Mets manager Luis Rojas has been suspended two games for what Major League Baseball deemed “excessive arguing” during the first inning of Sunday’s 7-6 comeback win over the Pirates. Rojas will serve his suspension Monday and Tuesday in Cincinnati, with bench coach Dave Jauss taking his place.
Rojas vehemently argued with umpires after a Kevin Newman dribbler was ruled fair, allowing three runs to score and resulting in the manager’s ejection.
“Obviously, I’m a little upset that I’m going to be missing the next two games,” Rojas said. “I always want to be there. … But the league’s got to do what they’ve got to do.”
Rojas was not given a chance to appeal the suspension, but he was allowed to throw batting practice on Monday and watch from inside the stadium, so long as he stayed out of the clubhouse while the game was in progress. The team tabbed Jauss to handle all managerial decisions, with input from Major League field coordinator Brian Schneider, who often handles the duties of a bench coach.
“I’m not fighting it,” Rojas said. “It is what it is at this point. We’ve got a game to play. This shouldn’t be the main focus of our day.

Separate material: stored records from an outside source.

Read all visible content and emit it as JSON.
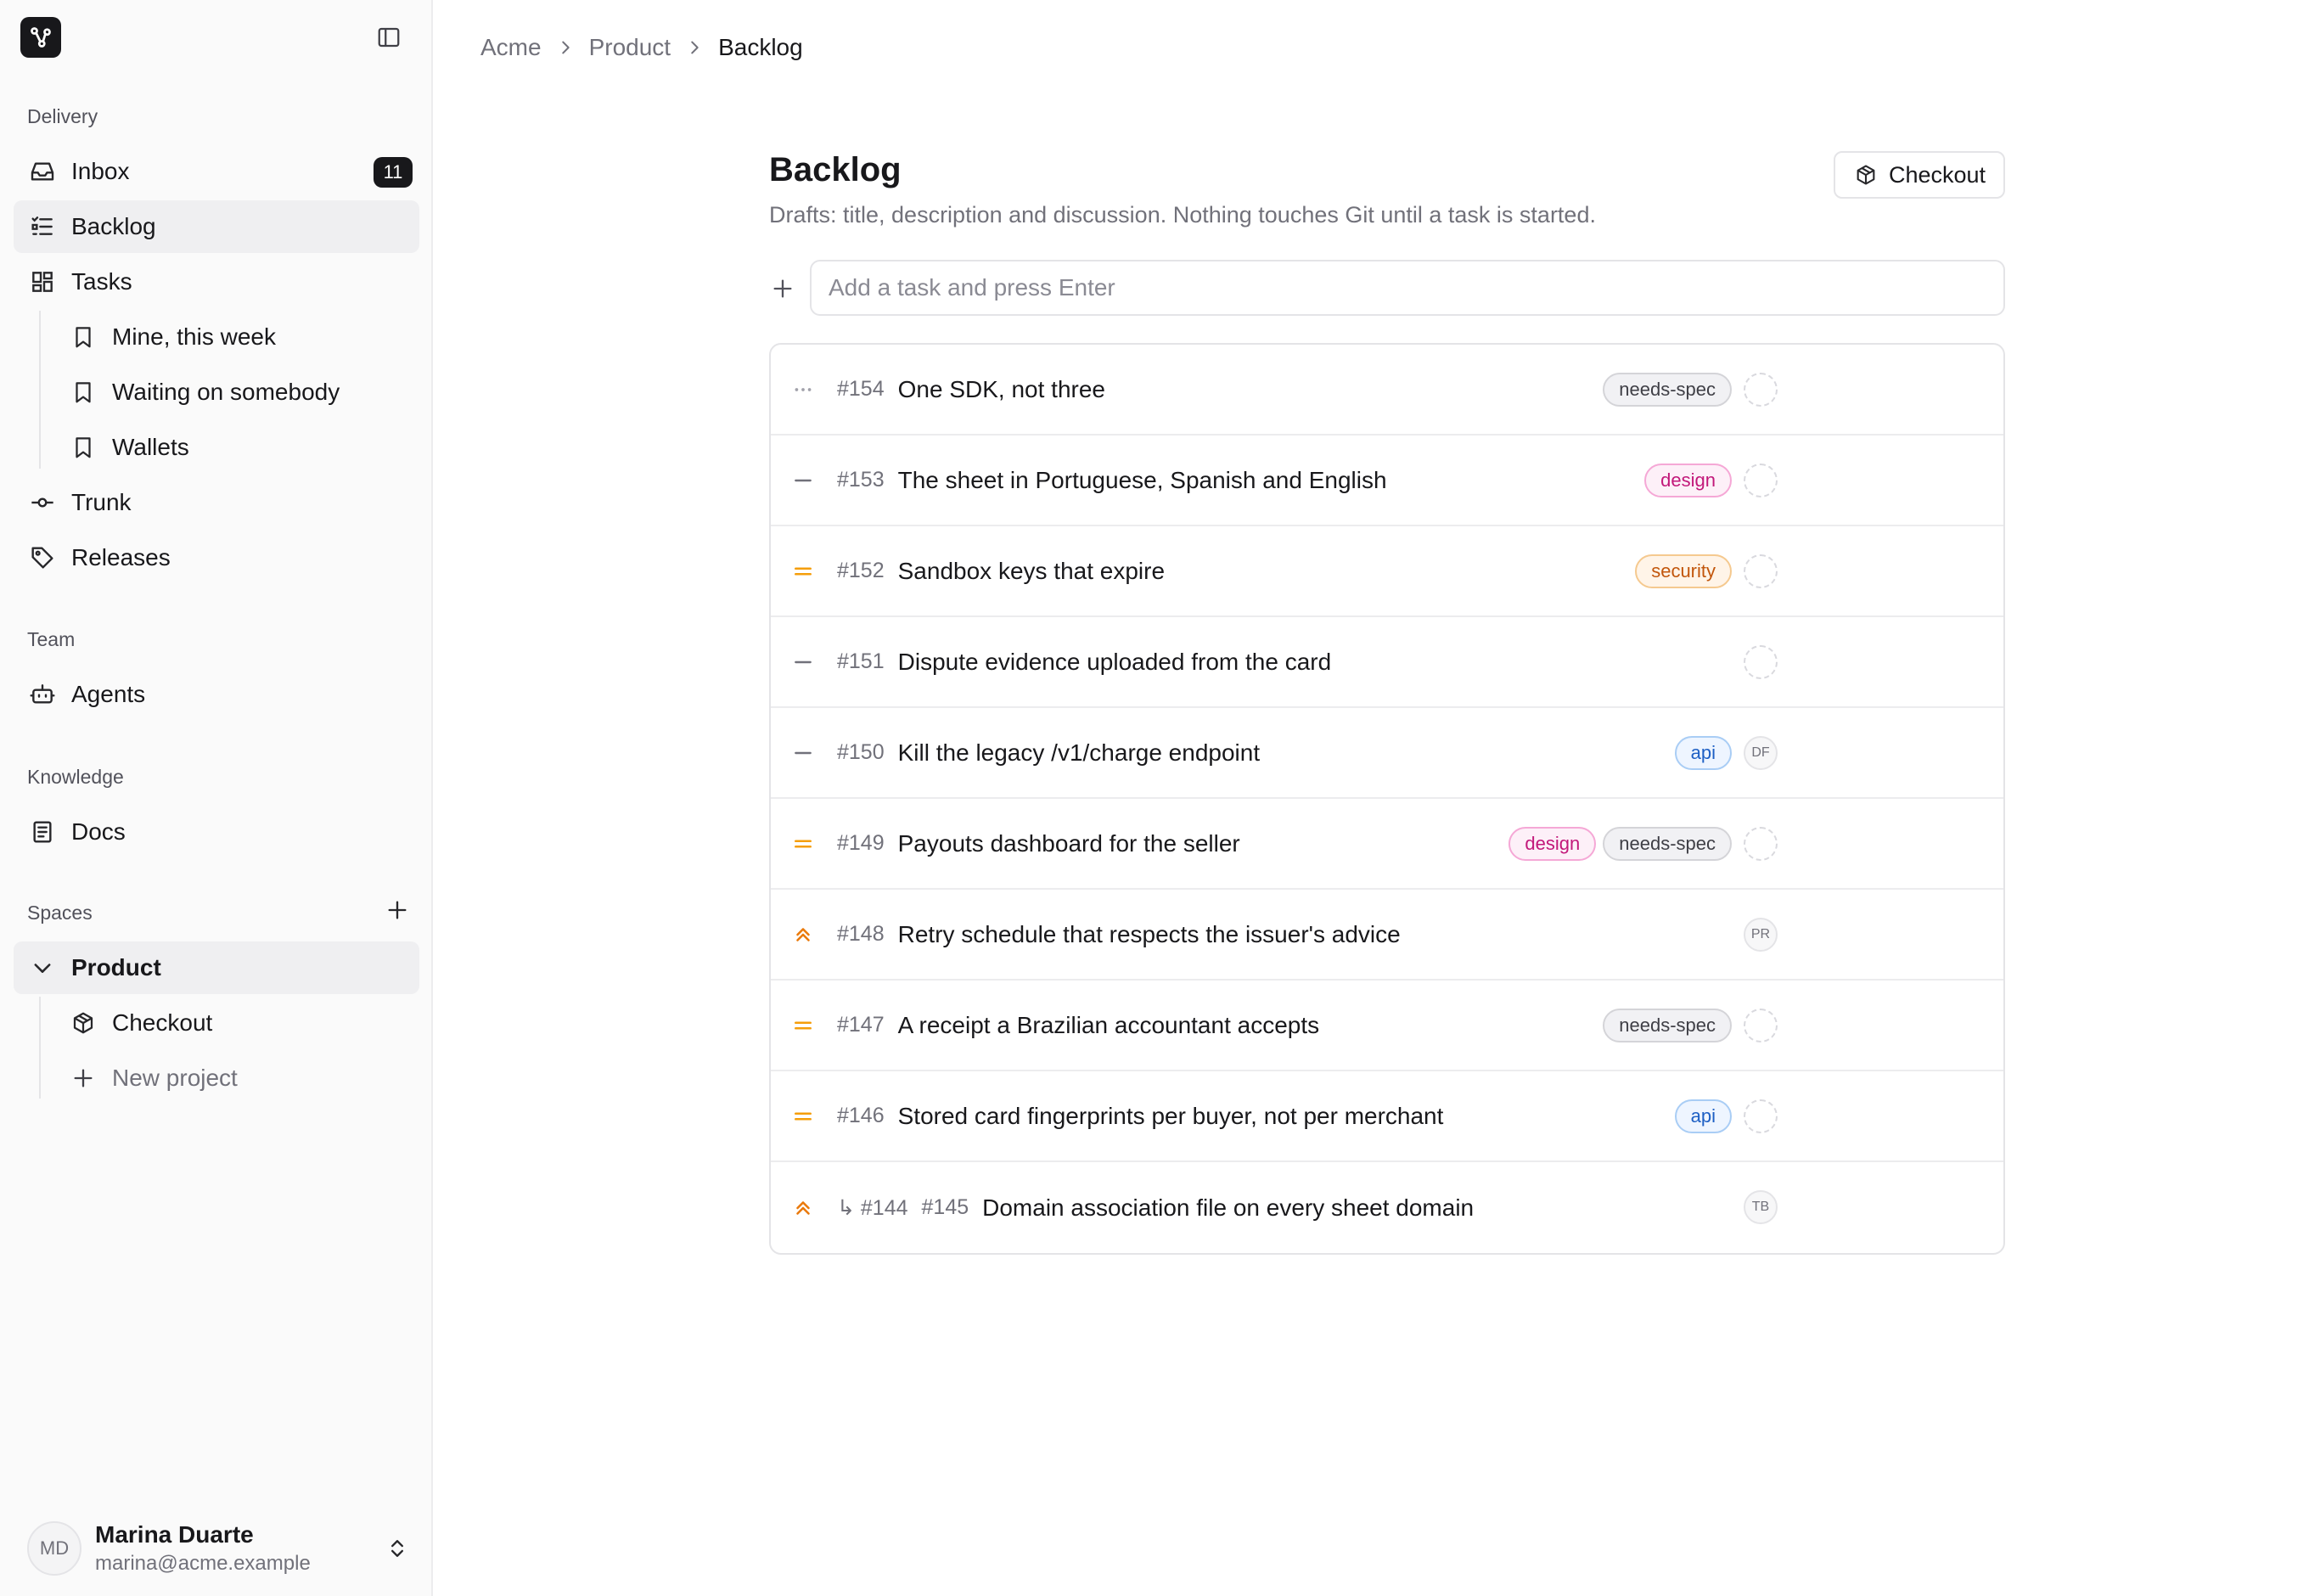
{
  "colors": {
    "accent": "#18181b",
    "priority_medium": "#f59e0b",
    "priority_high": "#ea7a0c",
    "muted": "#71717a"
  },
  "sidebar": {
    "logo_icon": "branch-logo-icon",
    "collapse_icon": "sidebar-toggle-icon",
    "sections": {
      "delivery": "Delivery",
      "team": "Team",
      "knowledge": "Knowledge",
      "spaces": "Spaces"
    },
    "items": {
      "inbox": {
        "label": "Inbox",
        "badge": "11",
        "icon": "inbox-icon"
      },
      "backlog": {
        "label": "Backlog",
        "icon": "list-icon"
      },
      "tasks": {
        "label": "Tasks",
        "icon": "grid-icon"
      },
      "mine_this_week": {
        "label": "Mine, this week",
        "icon": "bookmark-icon"
      },
      "waiting_on_somebody": {
        "label": "Waiting on somebody",
        "icon": "bookmark-icon"
      },
      "wallets": {
        "label": "Wallets",
        "icon": "bookmark-icon"
      },
      "trunk": {
        "label": "Trunk",
        "icon": "commit-icon"
      },
      "releases": {
        "label": "Releases",
        "icon": "tag-icon"
      },
      "agents": {
        "label": "Agents",
        "icon": "bot-icon"
      },
      "docs": {
        "label": "Docs",
        "icon": "document-icon"
      },
      "product": {
        "label": "Product",
        "icon": "chevron-down-icon"
      },
      "checkout": {
        "label": "Checkout",
        "icon": "package-icon"
      },
      "new_project": {
        "label": "New project",
        "icon": "plus-icon"
      }
    },
    "user": {
      "initials": "MD",
      "name": "Marina Duarte",
      "email": "marina@acme.example"
    }
  },
  "breadcrumb": [
    "Acme",
    "Product",
    "Backlog"
  ],
  "page": {
    "title": "Backlog",
    "subtitle": "Drafts: title, description and discussion. Nothing touches Git until a task is started.",
    "checkout_button": "Checkout",
    "add_task_placeholder": "Add a task and press Enter"
  },
  "tasks": [
    {
      "id": "#154",
      "title": "One SDK, not three",
      "priority": "none",
      "labels": [
        {
          "text": "needs-spec",
          "kind": "needs-spec"
        }
      ],
      "assignee": ""
    },
    {
      "id": "#153",
      "title": "The sheet in Portuguese, Spanish and English",
      "priority": "low",
      "labels": [
        {
          "text": "design",
          "kind": "design"
        }
      ],
      "assignee": ""
    },
    {
      "id": "#152",
      "title": "Sandbox keys that expire",
      "priority": "medium",
      "labels": [
        {
          "text": "security",
          "kind": "security"
        }
      ],
      "assignee": ""
    },
    {
      "id": "#151",
      "title": "Dispute evidence uploaded from the card",
      "priority": "low",
      "labels": [],
      "assignee": ""
    },
    {
      "id": "#150",
      "title": "Kill the legacy /v1/charge endpoint",
      "priority": "low",
      "labels": [
        {
          "text": "api",
          "kind": "api"
        }
      ],
      "assignee": "DF"
    },
    {
      "id": "#149",
      "title": "Payouts dashboard for the seller",
      "priority": "medium",
      "labels": [
        {
          "text": "design",
          "kind": "design"
        },
        {
          "text": "needs-spec",
          "kind": "needs-spec"
        }
      ],
      "assignee": ""
    },
    {
      "id": "#148",
      "title": "Retry schedule that respects the issuer's advice",
      "priority": "high",
      "labels": [],
      "assignee": "PR"
    },
    {
      "id": "#147",
      "title": "A receipt a Brazilian accountant accepts",
      "priority": "medium",
      "labels": [
        {
          "text": "needs-spec",
          "kind": "needs-spec"
        }
      ],
      "assignee": ""
    },
    {
      "id": "#146",
      "title": "Stored card fingerprints per buyer, not per merchant",
      "priority": "medium",
      "labels": [
        {
          "text": "api",
          "kind": "api"
        }
      ],
      "assignee": ""
    },
    {
      "id": "#145",
      "parent": "↳ #144",
      "title": "Domain association file on every sheet domain",
      "priority": "high",
      "labels": [],
      "assignee": "TB"
    }
  ]
}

The main focus of our day should be the game we’re playing against the Reds. Let’s go. Let’s get started with the suspension, and let’s get it over with. I just can’t wait to be back in the dugout and watch these guys play a game from my seat.”
Rojas has been ejected three times this season, including Sunday, when he watched the final 8 2/3 innings from the Mets’ clubhouse. The second-year manager came bursting out of the dugout after umpires ruled Newman’s ground ball fair, in part because pitcher Taijuan Walker had picked up the ball and, believing it to be foul, flipped it into the home dugout as three runs came around to score.

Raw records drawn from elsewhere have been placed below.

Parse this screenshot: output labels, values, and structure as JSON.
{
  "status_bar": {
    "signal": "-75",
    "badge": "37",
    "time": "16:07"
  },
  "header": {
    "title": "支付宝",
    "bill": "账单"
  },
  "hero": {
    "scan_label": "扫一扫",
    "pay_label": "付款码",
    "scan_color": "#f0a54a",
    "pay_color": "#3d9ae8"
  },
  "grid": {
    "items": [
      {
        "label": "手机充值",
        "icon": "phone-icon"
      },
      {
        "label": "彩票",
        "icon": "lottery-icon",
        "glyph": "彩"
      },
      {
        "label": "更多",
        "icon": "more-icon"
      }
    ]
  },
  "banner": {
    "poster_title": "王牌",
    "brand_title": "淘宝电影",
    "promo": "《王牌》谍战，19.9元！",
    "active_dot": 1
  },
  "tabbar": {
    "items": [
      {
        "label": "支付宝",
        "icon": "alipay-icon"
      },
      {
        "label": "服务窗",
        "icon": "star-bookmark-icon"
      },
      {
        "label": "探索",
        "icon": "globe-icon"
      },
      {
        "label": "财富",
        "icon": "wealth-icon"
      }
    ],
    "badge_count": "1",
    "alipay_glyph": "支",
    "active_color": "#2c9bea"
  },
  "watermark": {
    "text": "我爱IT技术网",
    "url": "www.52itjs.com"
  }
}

“I got hot because for me, it was a bad call, which I still think it is,” Rojas said. “It made it an embarrassing play, and it cost us three runs. It put us in a tough spot to come back and win that game. … I would love to have a play like that be reviewable, even though it’s in front of the umpires. We’re still human. … It’s normal. Every day we make mistakes, and I think we can take advantage of technology, even though the play’s right there.”
Walker and others later pointed to Rojas’ theatrics as a galvanizing event for the Mets, who stormed back from a 6-0 deficit to win. Rojas’ three career ejections are the lowest total of any active big league manager, and he had never previously been suspended at any level.

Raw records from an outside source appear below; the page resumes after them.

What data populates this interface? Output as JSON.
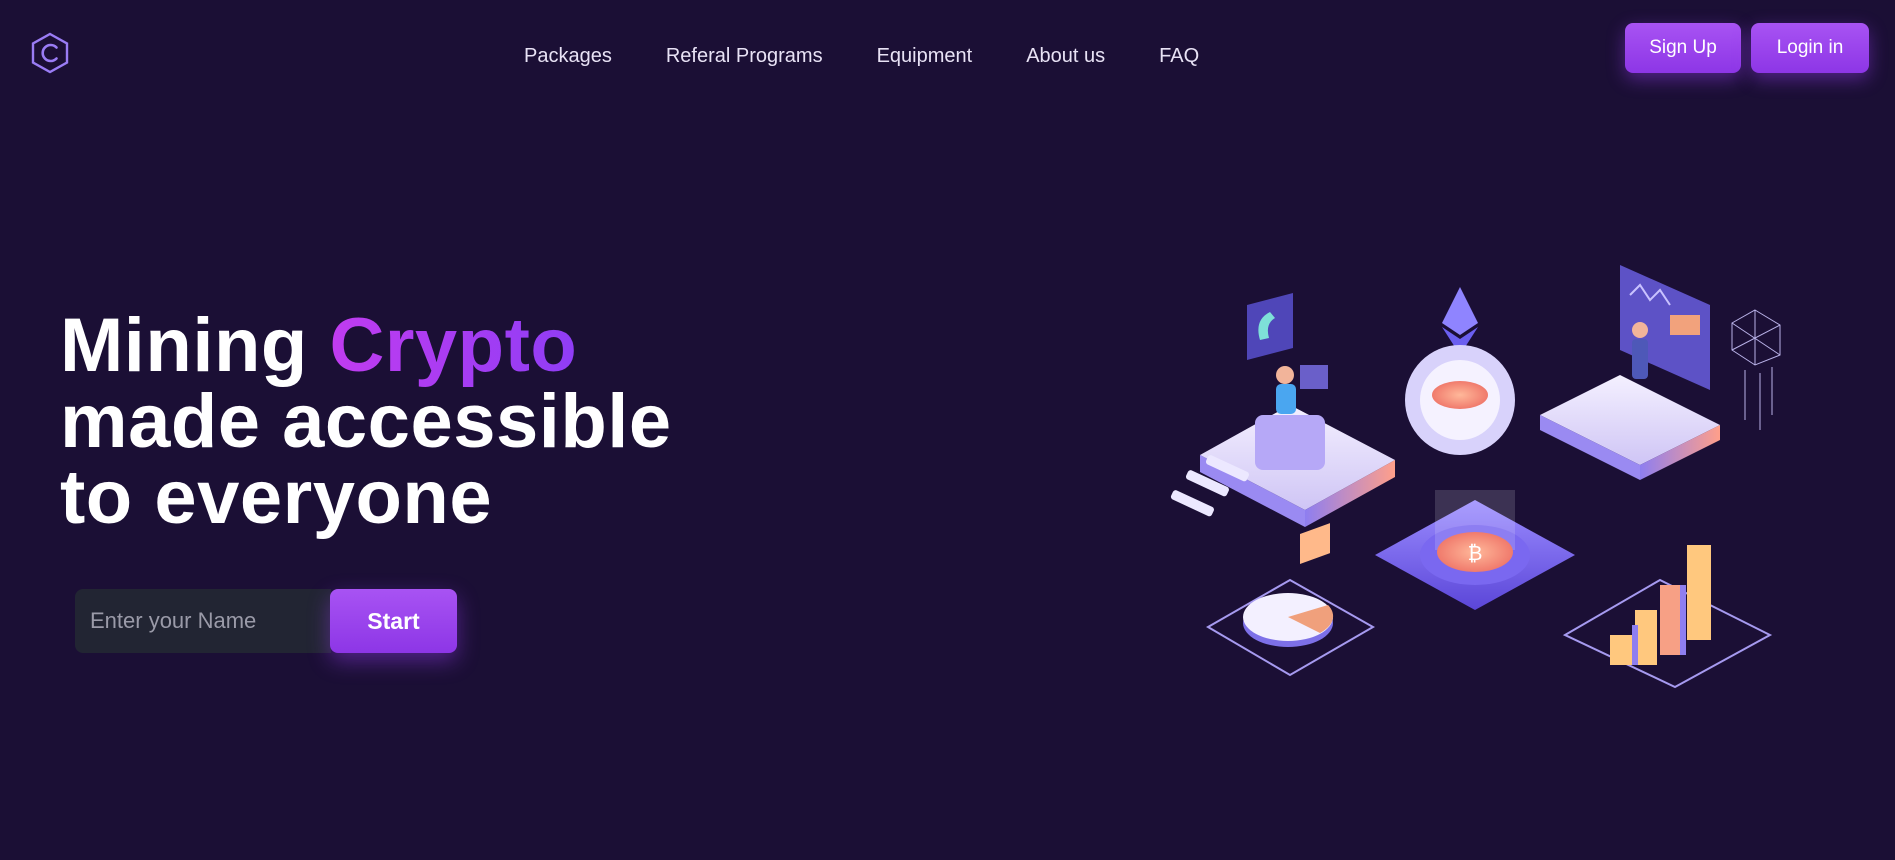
{
  "brand": {
    "logo_icon": "hexagon-c-logo-icon",
    "color": "#9a7cf5"
  },
  "nav": {
    "items": [
      {
        "label": "Packages"
      },
      {
        "label": "Referal Programs"
      },
      {
        "label": "Equipment"
      },
      {
        "label": "About us"
      },
      {
        "label": "FAQ"
      }
    ]
  },
  "auth": {
    "signup_label": "Sign Up",
    "login_label": "Login in"
  },
  "hero": {
    "title_part1": "Mining ",
    "title_accent": "Crypto",
    "title_line2": "made accessible",
    "title_line3": "to everyone",
    "name_placeholder": "Enter your Name",
    "start_label": "Start"
  },
  "illustration": {
    "icons": [
      "ethereum-icon",
      "bitcoin-coin-icon",
      "phone-icon",
      "pie-chart-icon",
      "bar-chart-icon",
      "gear-icon",
      "dashboard-screen-icon",
      "network-globe-icon"
    ]
  },
  "colors": {
    "background": "#1b0f35",
    "accent": "#9b45f0",
    "input_bg": "#222533"
  }
}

“He was fired up for sure,” Walker said. “I think that got the whole team fired up, to see him have our backs out there. He’s usually cold-mannered.”
Still, Rojas stopped short of painting his suspension in a positive light.
“My intention is always to protect the guys,” he said. “I’m the person that can go out there and argue these plays. I’m the person that’s going to be out there arguing these plays. It’s not my intention going out of the dugout to get suspended, I’ll tell you that.”